Shares of business intelligence company Splunk are up more than 80 percent in their first day of trading today — a strong IPO from a “big data” company backed in part by the Bellevue-based Ignition Partners venture capital firm.
Ignition Partners led a $25 million round in Splunk in 2007, with the firm’s John Connors, the former Microsoft chief financial officer, joining the board of the company at the time.
Splunk, based in San Francisco, set up a branch office in Seattle last year. The company is an example of the growing focus on “big data,” taking machine data from its customers’ internal systems and making it possible to analyze the trends to help make business decisions.
The company has more than 3,700 customers, with big names including Autodesk, Bank of America, Viacom and Zynga among them.
[Editor's Note: Splunk is an annual sponsor of GeekWire.]
Prior to the IPO, Ignition held a 12.3 percent stake in the company. August Capital and Sevin Rosen each held 20.7 percent, while JK&B Capital held 17 percent.
David Hornik of August Capital, who originally funded the company, reflects on today’s milestone in a blog post.
In many ways, going public is just another chapter in a company’s life. There’s so much more work to be done.
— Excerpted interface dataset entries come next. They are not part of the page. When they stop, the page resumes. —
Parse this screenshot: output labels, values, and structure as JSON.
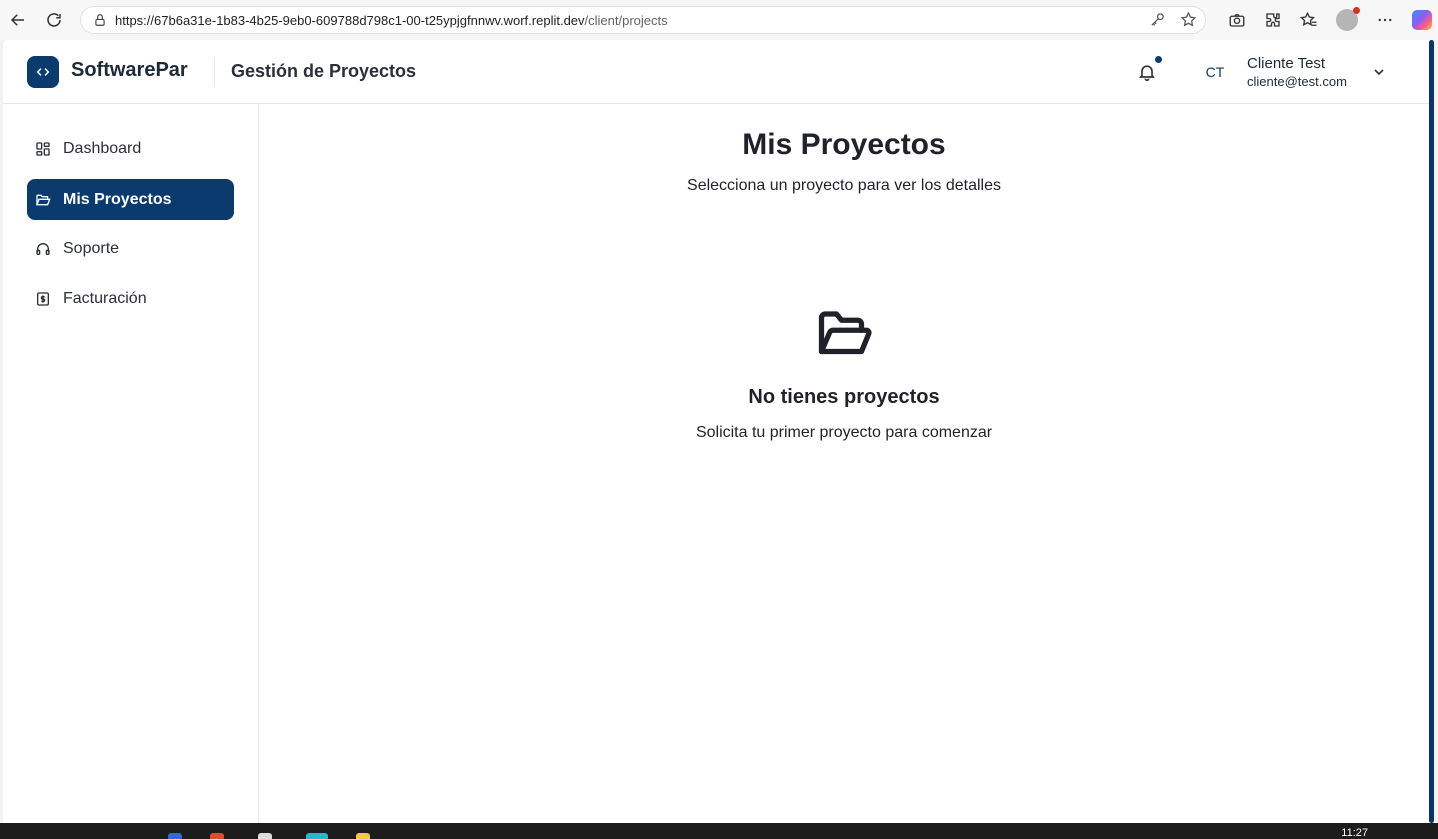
{
  "browser": {
    "url_host": "https://67b6a31e-1b83-4b25-9eb0-609788d798c1-00-t25ypjgfnnwv.worf.replit.dev",
    "url_path": "/client/projects"
  },
  "header": {
    "brand": "SoftwarePar",
    "title": "Gestión de Proyectos",
    "avatar_initials": "CT",
    "user_name": "Cliente Test",
    "user_email": "cliente@test.com"
  },
  "sidebar": {
    "items": [
      {
        "label": "Dashboard",
        "icon": "grid-icon"
      },
      {
        "label": "Mis Proyectos",
        "icon": "folder-icon",
        "active": true
      },
      {
        "label": "Soporte",
        "icon": "headphones-icon"
      },
      {
        "label": "Facturación",
        "icon": "dollar-icon"
      }
    ]
  },
  "main": {
    "title": "Mis Proyectos",
    "subtitle": "Selecciona un proyecto para ver los detalles",
    "empty_title": "No tienes proyectos",
    "empty_text": "Solicita tu primer proyecto para comenzar"
  },
  "taskbar": {
    "clock": "11:27"
  },
  "colors": {
    "primary": "#0a3a6e",
    "text": "#1f2329",
    "border": "#e5e7eb"
  }
}
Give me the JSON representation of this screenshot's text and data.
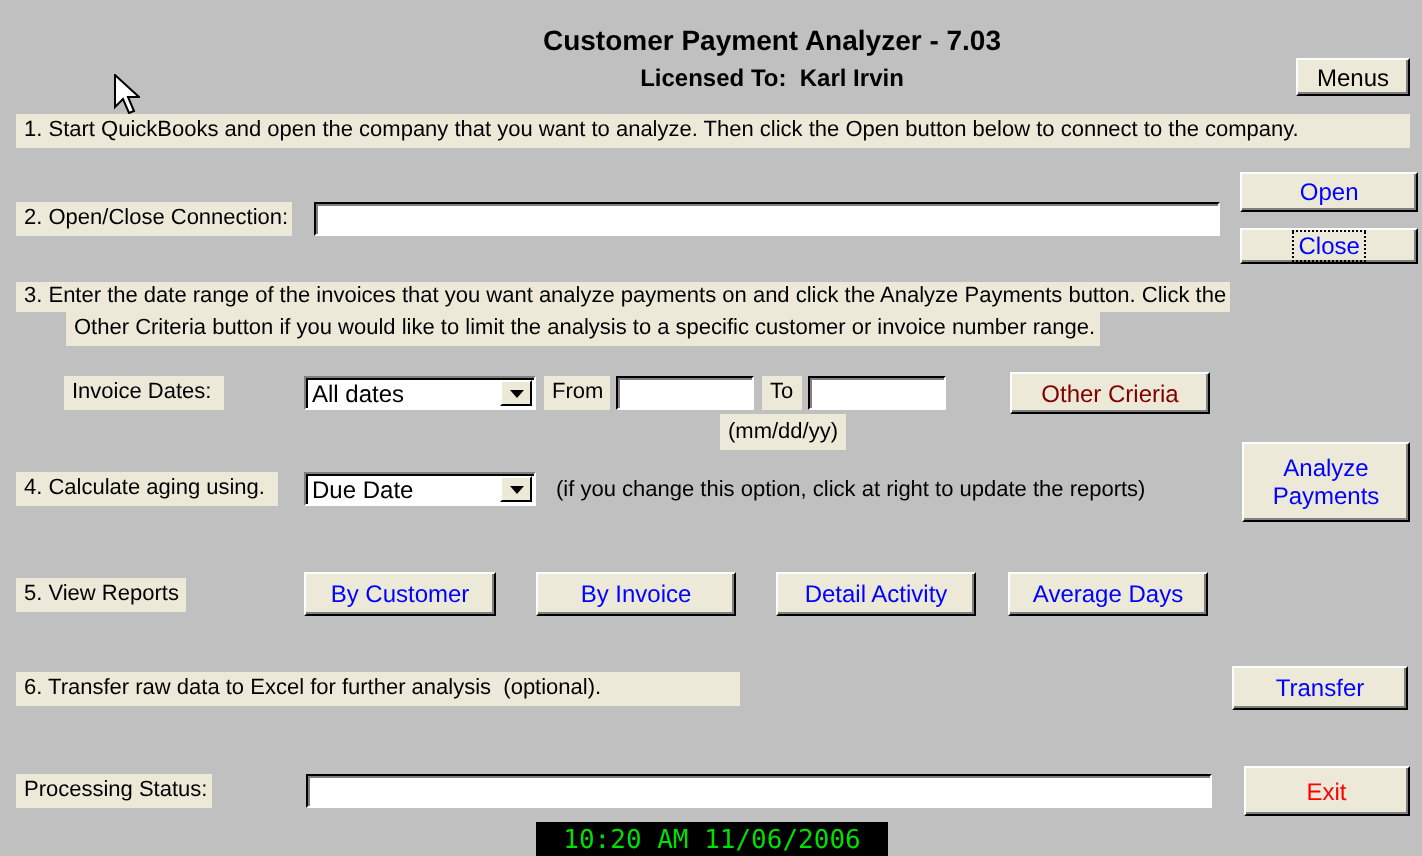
{
  "title": "Customer Payment Analyzer - 7.03",
  "license": "Licensed To:  Karl Irvin",
  "menus_button": {
    "label": "Menus",
    "color": "#000000",
    "focused": false
  },
  "step1": {
    "text": "1. Start QuickBooks and open the company that you want to analyze. Then click the Open button below to connect to the company."
  },
  "step2": {
    "label": "2. Open/Close Connection:",
    "buttons": [
      {
        "label": "Open",
        "color": "#0000ff",
        "focused": false
      },
      {
        "label": "Close",
        "color": "#0000ff",
        "focused": true
      }
    ]
  },
  "step3": {
    "lines": [
      "3. Enter the date range of the invoices that you want analyze payments on and click the Analyze Payments button. Click the",
      "Other Criteria button if you would like to limit the analysis to a specific customer or invoice number range."
    ],
    "dates_label": "Invoice Dates:",
    "range": {
      "value": "All dates"
    },
    "from_label": "From",
    "to_label": "To",
    "format_hint": "(mm/dd/yy)",
    "criteria_button": {
      "label": "Other Crieria",
      "color": "#800000",
      "focused": false
    }
  },
  "analyze_button": {
    "label": "Analyze Payments",
    "color": "#0000ff",
    "focused": false
  },
  "step4": {
    "label": "4. Calculate aging using.",
    "basis": {
      "value": "Due Date"
    },
    "note": "(if you change this option, click at right to update the reports)"
  },
  "step5": {
    "label": "5. View Reports",
    "buttons": [
      {
        "label": "By Customer",
        "color": "#0000ff",
        "focused": false
      },
      {
        "label": "By Invoice",
        "color": "#0000ff",
        "focused": false
      },
      {
        "label": "Detail Activity",
        "color": "#0000ff",
        "focused": false
      },
      {
        "label": "Average Days",
        "color": "#0000ff",
        "focused": false
      }
    ]
  },
  "step6": {
    "label": "6. Transfer raw data to Excel for further analysis  (optional).",
    "button": {
      "label": "Transfer",
      "color": "#0000ff",
      "focused": false
    }
  },
  "status": {
    "label": "Processing Status:"
  },
  "exit_button": {
    "label": "Exit",
    "color": "#ff0000",
    "focused": false
  },
  "clock": "10:20 AM 11/06/2006"
}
Nonetheless, I can’t help but take a few minutes to celebrate all that the Splunk team has done to date. They are a spectacular group of entrepreneurs who have built something really special. Today’s IPO is a credit to the amazing people who make up Splunk. I am forever indebted to all of them.
Update: Ignition’s Cameron Myhrvold, an observer on the Splunk board, calls the company the “perfect example” of the revolution that Big Data will create in applications and application platforms.
“Machine data is completely untrod ground by traditional management software,” he says via email. “Yet there is a wealth of insight and value by offering an easy to use solution that lets IT pros glean value from every log file in their datacenter.”
He notes, “Frankly, we have just scratched surface of applications that can be built on top of machine data and our efforts to make Splunk a platform for customer applications will help customers and ISVs build their own applications that leverage the value and insight embedded in machine data.”
Big data and analytics are a big focus for Ignition, he says, and the firm believes there will be “many more Spunks in the future as enteprise apps adapt to new technology like MapReduce and NoSQL.”